The costs to Britain of a potential departure from the EU are much argued over, but when it comes to the crunch, even the most likely scenarios put forward by the pro-Brexit camp show the country could be worse off.
A recent example that has received an extraordinary amount of attention are the finalists for the London-based Institute of Economic Affairs’ €100,000 Brexit Prize. Despite all the coverage and praise received by the winning essay, one fundamental point remains: the winning essay does not support Brexit, it actually supports “Britin”.
I am not saying the essay makes a clumsy case or that it finds Brexit benefits to be small, ambiguous, or difficult to calculate; I am saying that the winning essay of the 2014 Brexit Prize, which is supposed to find the best way for the UK to leave the EU, actually makes the case for the UK to remain in the EU.
How can this be? The winning essay enumerates the steps Brexit would entail and assesses the value of choosing Brexit. Will the UK be richer post-EU? Brexit’s “most likely scenario” is to “boost the UK economy by £1.3 billion.” Unsurprisingly, the £1.3 billion figure has taken most of the limelight, but there are problems with how that figure is arrived at, through an estimated “total impact on GDP of +0.1%”.
The pound (or euro) in your pocket
But what about the impact of Brexit in terms of GDP per person? Will the average person be poorer or will she be richer if the UK leaves the EU? The answer requires (at least) the we understand population growth. The Office of National Statistics estimates population growth to be 0.8% per year (until 2027). The growth rate of GDP per person can be expressed as the growth rate of GDP minus the growth rate of population. The total impact of Brexit on GDP, according to the winning essay is +0.1% and the growth rate of population is +0.8%. Hence the total impact of Brexit on a per person basis according to the “most likely scenario” of the 2014 Brexit prize winner is -0.7%. In short, the impact of Brexit is to make the average person in the UK poorer (not richer).
Yet there are many more intriguing aspects of the Brexit arithmetic. If we want to make an informed decision, we need to know as precisely as possible the costs as well as the benefits from EU membership. The largest components on the cost side are likely to be losses from trade (of goods and services, including finance) and from foreign direct investment. Immigration and regulation are the smaller and more controversial issues respectively (if we can not agree on how many laws come from Brussels, should we really venture into saying how much they cost us?)

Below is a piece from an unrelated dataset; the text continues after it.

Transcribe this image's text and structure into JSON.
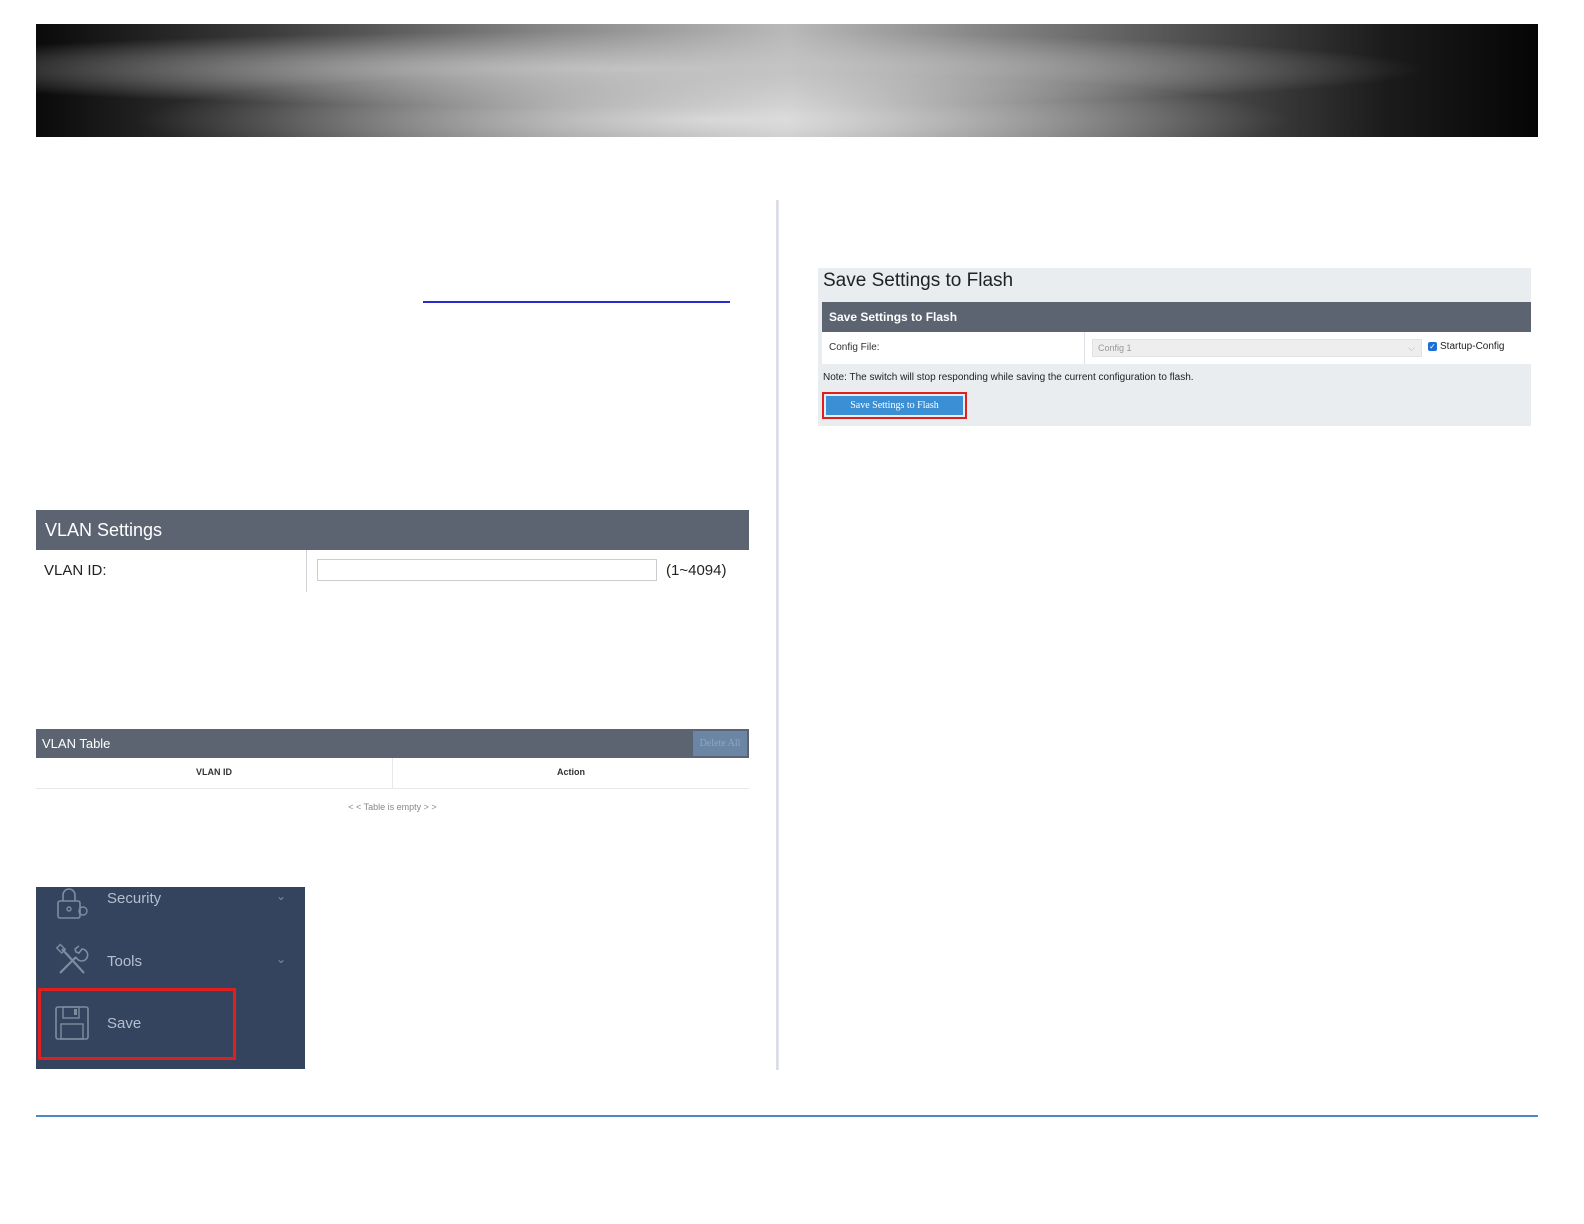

We still know too little about these key components of trade, finance and foreign investment, and dubious assumptions will surely not improve what we know. There is one example of such dubious assumptions from the winning essay. It asks: if the UK leaves the EU, what is the maximum percentage of foreign direct investment that currently goes to Britain that will go elsewhere? Answer: 35%. How was this calculated?
A recent survey by the Confederation of British Industry finds that 35% of the firms would decrease their own business investment in the case of an EU exit… It is therefore assumed that… (foreign direct investment) decreases by 35%.
So, the maximum percentage of such investment the UK is expected to lose if it leaves the EU is arbitrarily assumed to equal the share of British firms in a CBI survey that said they would decrease their own investment if the UK leaves the EU. Really?
Of estimates and sausages
But even if one uncritically accepts these estimates put forward by those promoting the benefits of Brexit, it is prudent to compare them to those cited by research which seems to come from the other camp. Previous research estimates that UK’s GDP would be 2.25% lower as a consequence of EU withdrawal. Recent research estimates the benefits from EU membership to be of the order of 12% in GDP per person terms. Such estimates suggest that the benefits from Brexit, once properly estimated, will likely have a hard time exceeding those from “Britin”.
The level of the debate about EU membership should strive to equal the importance of the issue. It should make full use of the available evidence, recognise gaps in knowledge and the limitations of existing estimates. An age-old joke says that there are two things you are better off not watching in the making: sausages and econometric estimates. Our challenge is to deliver econometric estimates about Britain’s membership of the EU that are not only palatable, but which are scientific, rigorous, replicable and transparent. Have we seen much of this in the debate so far? Not a sausage.